JOSEPH ANDREWS The Hindu 11 Dec 15;
Joseph Andrews rents a bike and rides around Pulau Ubin, noting the stark differences between this village and its popular cousin Singapore.
They call it the Singapore of the 1960s — the last ‘kampung’ (village) of Singapore. Pulau Ubin is a big, boomerang-shaped island lying to the north-east of the main island of Singapore. It is just a short bumboat ride from the Changi Point Ferry Terminal. Each bumboat is authorised to carry only 12 passengers, and there are no scheduled departure timings.
The thickly wooded shores of Pulau Ubin gradually become clear, and you soon alight at the rather crude jetty. The Ubin town is nothing but a row of antique houses, standing on either side of a narrow lane. Judging by the nature of the shops, it appears that the main business in the place is bike rentals. There are a couple of tiny restaurants as well. A few small taxi vans with the unique ‘PU’ registration wait eagerly to take tourists around the island.
There is no dearth of activities here. One can climb up the narrow trail to the summit of the Puaka Hill — the highest point on the island. Panoramic views of most of the island can be had from this vantage point, apart from the distant views of the Singapore and Malaysian shores. Directly below the viewpoint lies the large, deep Ubin quarry, which is now filled with water, providing a very picturesque sight, together with its thickly wooded shores. The name ‘Pulau Ubin’ in Malay means ‘Granite Island’, and a number of granite quarries lie scattered around various parts of the island.
For the more adventurous, there is the Ketam Mountain bike park on the western part of the island, presenting narrow biking trails with various degrees of difficulty for the bikers. Within the park lies the curious ‘German Girl’s Shrine’, a small yellow Chinese temple. The story goes that the daughter of a German coffee plantation owner fell to her death from a cliff, while fleeing from the British soldiers. The Chinese labourers, who found her body, performed her last rites, and enshrined her ashes in this small temple. This shrine is said to be popular among the betting enthusiasts of Singapore, who think that the spirit of the German girl would bring them luck.
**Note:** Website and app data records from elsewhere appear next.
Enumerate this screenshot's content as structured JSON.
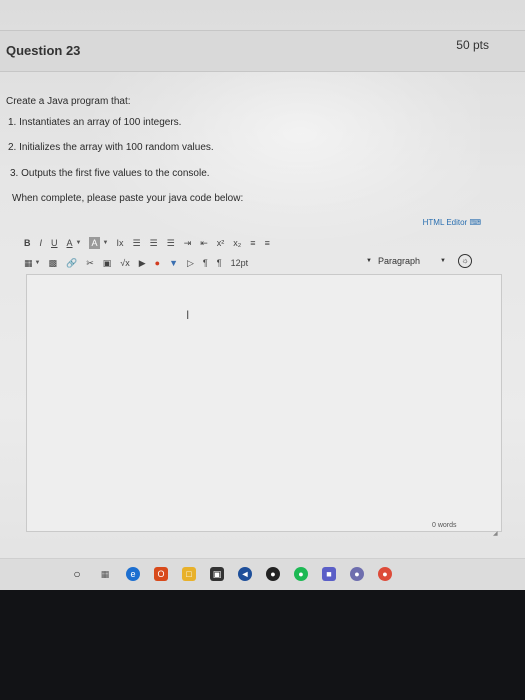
{
  "question": {
    "title": "Question 23",
    "points": "50 pts"
  },
  "prompt": {
    "intro": "Create a Java program that:",
    "steps": [
      "1. Instantiates an array of 100 integers.",
      "2. Initializes the array with 100 random values.",
      "3. Outputs the first five values to the console."
    ],
    "instruction": "When complete, please paste your java code below:"
  },
  "editor": {
    "html_editor_label": "HTML Editor",
    "toolbar_row1": [
      "B",
      "I",
      "U",
      "A",
      "A",
      "Ix",
      "x²",
      "x₂"
    ],
    "font_size": "12pt",
    "block_format": "Paragraph",
    "word_count": "0 words"
  }
}
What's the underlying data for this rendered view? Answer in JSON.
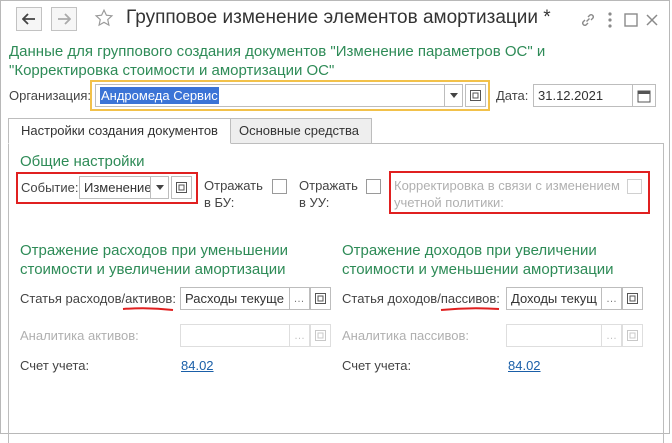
{
  "window": {
    "title": "Групповое изменение элементов амортизации *",
    "subtitle_line1": "Данные для группового создания документов \"Изменение параметров ОС\" и",
    "subtitle_line2": "\"Корректировка стоимости и амортизации ОС\""
  },
  "header_icons": [
    "star-icon",
    "link-icon",
    "more-icon",
    "maximize-icon",
    "close-icon"
  ],
  "organization": {
    "label": "Организация:",
    "value": "Андромеда Сервис"
  },
  "date": {
    "label": "Дата:",
    "value": "31.12.2021"
  },
  "tabs": [
    {
      "label": "Настройки создания документов",
      "active": true
    },
    {
      "label": "Основные средства",
      "active": false
    }
  ],
  "general": {
    "title": "Общие настройки",
    "event_label": "Событие:",
    "event_value": "Изменение",
    "reflect_bu_line1": "Отражать",
    "reflect_bu_line2": "в БУ:",
    "reflect_uu_line1": "Отражать",
    "reflect_uu_line2": "в УУ:",
    "correction_line1": "Корректировка в связи с изменением",
    "correction_line2": "учетной политики:"
  },
  "expenses": {
    "title_line1": "Отражение расходов при уменьшении",
    "title_line2": "стоимости и увеличении амортизации",
    "article_label_main": "Статья расходов/",
    "article_label_emph": "активов",
    "article_label_tail": ":",
    "article_value": "Расходы текуще",
    "analytics_label": "Аналитика активов:",
    "account_label": "Счет учета:",
    "account_value": "84.02"
  },
  "income": {
    "title_line1": "Отражение доходов при увеличении",
    "title_line2": "стоимости и уменьшении амортизации",
    "article_label_main": "Статья доходов/",
    "article_label_emph": "пассивов",
    "article_label_tail": ":",
    "article_value": "Доходы текущ",
    "analytics_label": "Аналитика пассивов:",
    "account_label": "Счет учета:",
    "account_value": "84.02"
  },
  "colors": {
    "accent_green": "#2e8b57",
    "highlight_red": "#e02020",
    "highlight_yellow": "#f2c14a",
    "selection_blue": "#3b74d6",
    "link_blue": "#1a5fa8"
  }
}
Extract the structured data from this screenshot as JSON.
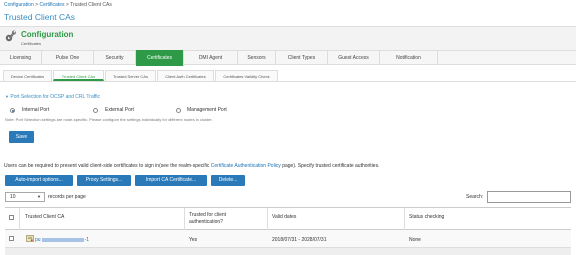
{
  "breadcrumb": {
    "items": [
      "Configuration",
      "Certificates",
      "Trusted Client CAs"
    ],
    "separator": ">"
  },
  "page_title": "Trusted Client CAs",
  "config": {
    "title": "Configuration",
    "subtitle": "Certificates",
    "icon": "wrench-gear-icon"
  },
  "main_tabs": [
    {
      "label": "Licensing"
    },
    {
      "label": "Pulse One"
    },
    {
      "label": "Security"
    },
    {
      "label": "Certificates",
      "active": true
    },
    {
      "label": "DMI Agent"
    },
    {
      "label": "Sensors"
    },
    {
      "label": "Client Types"
    },
    {
      "label": "Guest Access"
    },
    {
      "label": "Notification"
    }
  ],
  "sub_tabs": [
    {
      "label": "Device Certificates"
    },
    {
      "label": "Trusted Client CAs",
      "active": true
    },
    {
      "label": "Trusted Server CAs"
    },
    {
      "label": "Client Auth Certificates"
    },
    {
      "label": "Certificates Validity Check"
    }
  ],
  "section": {
    "title": "Port Selection for OCSP and CRL Traffic",
    "toggle_icon": "caret-down-icon",
    "radios": [
      {
        "label": "Internal Port",
        "checked": true
      },
      {
        "label": "External Port",
        "checked": false
      },
      {
        "label": "Management Port",
        "checked": false
      }
    ],
    "note": "Note: Port Selection settings are node-specific. Please configure the settings individually for different nodes in cluster.",
    "save_label": "Save"
  },
  "intro": {
    "before": "Users can be required to present valid client-side certificates to sign in(see the realm-specific ",
    "link": "Certificate Authentication Policy",
    "after": " page). Specify trusted certificate authorities."
  },
  "actions": [
    "Auto-import options...",
    "Proxy Settings...",
    "Import CA Certificate...",
    "Delete..."
  ],
  "table_controls": {
    "length_value": "10",
    "length_label": "records per page",
    "search_label": "Search:"
  },
  "table": {
    "headers": [
      "Trusted Client CA",
      "Trusted for client authentication?",
      "Valid dates",
      "Status checking"
    ],
    "rows": [
      {
        "name_prefix": "pu",
        "name_suffix": "-1",
        "trusted": "Yes",
        "valid": "2018/07/31 - 2028/07/31",
        "status": "None"
      }
    ]
  },
  "colors": {
    "accent_green": "#2e9a47",
    "button_blue": "#2a7ab9",
    "link_blue": "#1a73b5"
  }
}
A good part of the island is covered with mangrove swamps, and our paths go over a number of quaint wooden bridges, which offer pleasant views of the mangrove ecosystem. The rest of the island is mostly covered with lush tropical forests, and biking along the forest trails, with their share of ups and downs, is very refreshing. It is not uncommon to sight wild animals on these paths, and I was able to see a family of wild boar, at close quarters.
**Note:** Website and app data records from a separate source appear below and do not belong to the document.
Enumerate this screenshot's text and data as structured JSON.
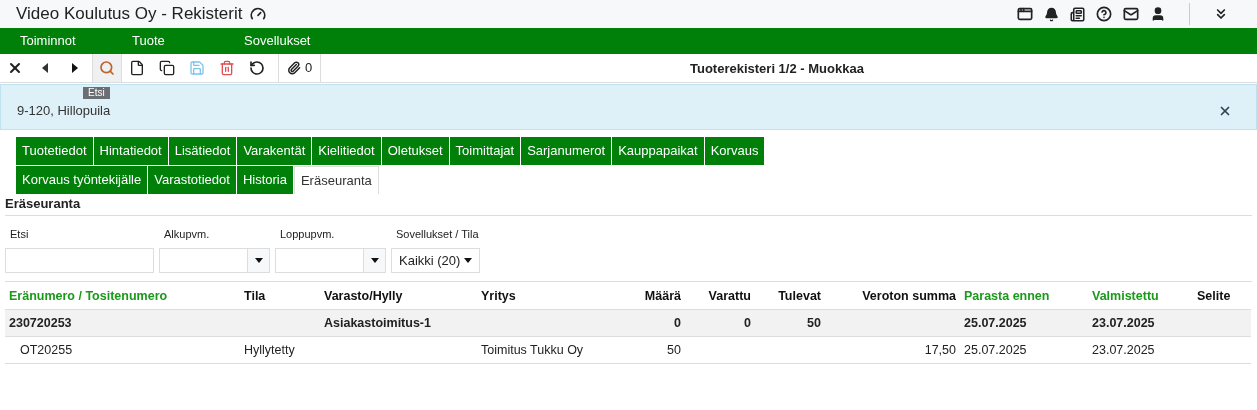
{
  "window": {
    "title": "Video Koulutus Oy - Rekisterit"
  },
  "menu": [
    "Toiminnot",
    "Tuote",
    "Sovellukset"
  ],
  "toolbar": {
    "buttons": [
      {
        "kind": "close",
        "selected": false
      },
      {
        "kind": "prev",
        "selected": false
      },
      {
        "kind": "next",
        "selected": false
      },
      {
        "kind": "search",
        "selected": true
      },
      {
        "kind": "new",
        "selected": false
      },
      {
        "kind": "copy",
        "selected": false
      },
      {
        "kind": "save",
        "selected": false
      },
      {
        "kind": "delete",
        "selected": false
      },
      {
        "kind": "undo",
        "selected": false
      }
    ],
    "attachments": "0",
    "title": "Tuoterekisteri 1/2 - Muokkaa",
    "tooltip": "Etsi"
  },
  "alert": {
    "text": "9-120, Hillopuila"
  },
  "tab_rows": [
    [
      {
        "label": "Tuotetiedot",
        "selected": false
      },
      {
        "label": "Hintatiedot",
        "selected": false
      },
      {
        "label": "Lisätiedot",
        "selected": false
      },
      {
        "label": "Varakentät",
        "selected": false
      },
      {
        "label": "Kielitiedot",
        "selected": false
      },
      {
        "label": "Oletukset",
        "selected": false
      },
      {
        "label": "Toimittajat",
        "selected": false
      },
      {
        "label": "Sarjanumerot",
        "selected": false
      },
      {
        "label": "Kauppapaikat",
        "selected": false
      },
      {
        "label": "Korvaus",
        "selected": false
      }
    ],
    [
      {
        "label": "Korvaus työntekijälle",
        "selected": false
      },
      {
        "label": "Varastotiedot",
        "selected": false
      },
      {
        "label": "Historia",
        "selected": false
      },
      {
        "label": "Eräseuranta",
        "selected": true
      }
    ]
  ],
  "section_title": "Eräseuranta",
  "filters": [
    {
      "label": "Etsi",
      "kind": "text"
    },
    {
      "label": "Alkupvm.",
      "kind": "date"
    },
    {
      "label": "Loppupvm.",
      "kind": "date"
    },
    {
      "label": "Sovellukset / Tila",
      "kind": "select",
      "value": "Kaikki (20)"
    }
  ],
  "table": {
    "columns": [
      {
        "label": "Eränumero / Tositenumero",
        "sorted": true
      },
      {
        "label": "Tila",
        "sorted": false
      },
      {
        "label": "Varasto/Hylly",
        "sorted": false
      },
      {
        "label": "Yritys",
        "sorted": false
      },
      {
        "label": "Määrä",
        "sorted": false
      },
      {
        "label": "Varattu",
        "sorted": false
      },
      {
        "label": "Tulevat",
        "sorted": false
      },
      {
        "label": "Veroton summa",
        "sorted": false
      },
      {
        "label": "Parasta ennen",
        "sorted": true
      },
      {
        "label": "Valmistettu",
        "sorted": true
      },
      {
        "label": "Selite",
        "sorted": false
      }
    ],
    "rows": [
      {
        "kind": "group",
        "cells": [
          "230720253",
          "",
          "Asiakastoimitus-1",
          "",
          "0",
          "0",
          "50",
          "",
          "25.07.2025",
          "23.07.2025",
          ""
        ]
      },
      {
        "kind": "item",
        "cells": [
          "OT20255",
          "Hyllytetty",
          "",
          "Toimitus Tukku Oy",
          "50",
          "",
          "",
          "17,50",
          "25.07.2025",
          "23.07.2025",
          ""
        ]
      }
    ]
  }
}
There are a couple of temples in Pulau Ubin for the spiritually-oriented. The Lotus Temple has a big, golden statue of Buddha overlooking a small pond. The Fo Shan Ting Da Bo Gong temple, closer to the town, sits by the side of a small hill.
Authentic religious performances are held on the island by the residents of Pulau Ubin, during special occasions like the Hungry Ghost Festival.
The single-biggest attraction of Pulau Ubin is the Chek Jawa wetlands, lying on the south-eastern edge of the island. It is considered to be a unique location, where seven different inter-dependant ecosystems exist together in one small area — mangroves, coastal hill forest, rocky shore, sandbars, sandy shore, sea grass lagoon, and coral rubble area. Chek Jawa is reached by a rather strenuous pedalling of about five to six km from the main jetty; the lesser fit can hire taxis to reach there. There are two walks available to witness the ecosystem — the mangrove boardwalk and the coastal walk. The former allows you to have a close view of the inland and coastal mangrove ecosystem, while the latter offers a magnificent view of the unique coast. There is the 21-metre Jejawi Tower, which accords a panoramic view over the whole area.
Located just behind the Chek Jawa information kiosk is another exceptional landmark of Pulau Ubin — House No. 1, Pulau Ubin. It is a strikingly beautiful Tudor-style mansion, facing the sea. It was built in the 1930s as a holiday resort by Langdon Williams, who was the Chief Surveyor in the region. The building has been painstakingly restored, and now functions as the Chek Jawa Visitor Centre. It is supposed to house the only working fireplace in the whole of Singapore.
Pulau Ubin had, at one point of time, supported about 1,000 people, through granite mining, and its plantations of rubber, coffee, and spices. The mining has long since stopped, and Nature has overrun the plantations, leaving less than 100 people living on the island. There is no electricity and piped water supply on the island, and you encounter quite a few docile dogs on the roads. Life is totally unhurried here, and this stark contrast with the efficient, systematic Singapore is where Pulau Ubin’s charm lies.
Pulau Ubin is a great place to spend a full day at a languid pace, and the best way to do it is on a bike, preferably on your own — like I did.
JOSEPH ANDREWS The Hindu 11 Dec 15;